In his big dramatic moment, he'd throw a chair across the room. Happened every semester, they said.
It turns out they were right. But when he did throw a chair in my class, the fact that my classmates and I knew ahead of time totally deflated its impact.
I'm not sure we had the temerity to laugh, because he looked livid. But we blew it off. We knew what was coming because we knew he always did it.
I've thought of this anecdote twice over the last 24 hours or so.
The first time was when I heard about what rookie quarterback Daniel Jones reportedly did during an important huddle toward the end of the New York Giants football game Sunday.
Jones's teammates apparently had never heard him swear, but he dropped an F-bomb, as they say, to shock and motivate his teammates. Yelled: "Let's [F-bleep] score!"
"Guys were taken aback," Jordan Raanan of ESPN reported on Twitter. "Had never seen that side of him, seen him curse. Moments later he pulled a zone read and ran in a touchdown. Had the sideline buzzing."
There was a point in the second quarter Daniel Jones went into the huddle and said, "Let's fu***** score!" Guys were taken aback. Had never seen that side of him, seen him curse. Moments later he pulled a zone read and ran in a touchdown. Had the sideline buzzing. #Giants-- Jordan Raanan (@JordanRaanan) September 23, 2019
I didn't know swearing was so rare in NFL huddles, true. But his Giants beat the Tampa Bay Buccaneers 32-31.
Final example for today. I kept hearing two words to describe teenaged climate change activist Greta Thunberg's speech at the United Nations on Monday: "impassioned" and "emotional."
Here, an example from NPR:
In an impassioned speech, Thunberg told those who hold office, "you all come to us young people for hope. How dare you? You have stolen my dreams and my childhood with your empty words, and yet I'm one of the lucky ones. People are suffering. People are dying. Entire ecosystems are collapsing."
"How dare you?" she asked again, growing increasingly emotional as the audience cheered at the 2019 Climate Action Summit.
I watched the video. Sure enough, her delivery is impassioned and emotional.
Climate change is a far bigger topic than I can possibly tackle in a single short column like this. So let's stick to rhetoric.
It's an unusual thing for a teen-ager to address the UN. (Not unprecedented, of course; think of Malala Yousafzai.) I suspect ?Thunberg's passion and emotion are especially striking because she looks even younger than her age.
Perhaps nobody who didn't already more or less agree with Thunberg's take on climate change would be moved by her speech, but, that's okay. Her intended audience isn't skeptical, and her goal isn't to change minds.
Instead, it seems her goal is to motivate and inspire people who are already inclined to agree with her, but who aren't moving fast enough.
It works to communicate with them. It doesn't for others.
So that's where I'm coming down on this.

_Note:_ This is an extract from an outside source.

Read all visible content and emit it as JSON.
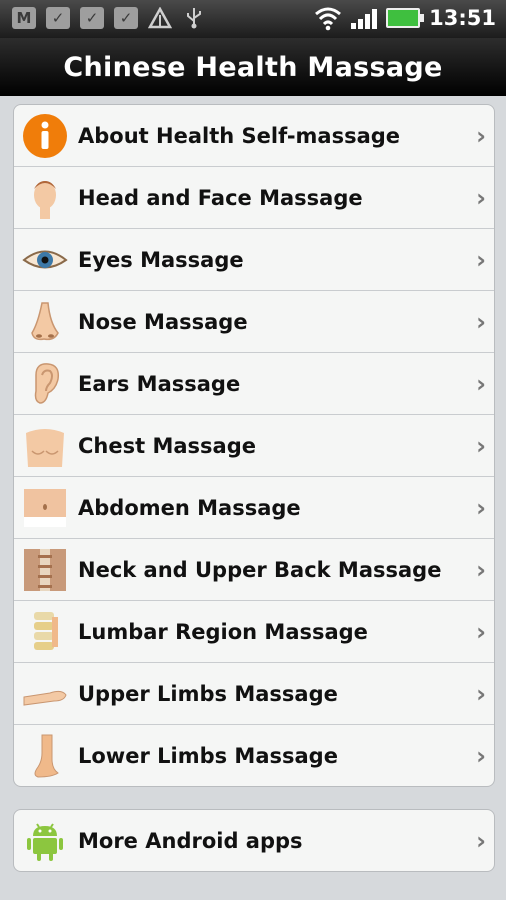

Passion and emotion--and even cursing and swearing--can all be effective tools if you use them correctly.
Usually that means using them sparingly. Making them outside the norm.
Otherwise they're just crutches. They can even backfire.
If you're always impassioned, you never are. If everything's a priority, then nothing is.
And if you're always throwing chairs, you may as well just sit down.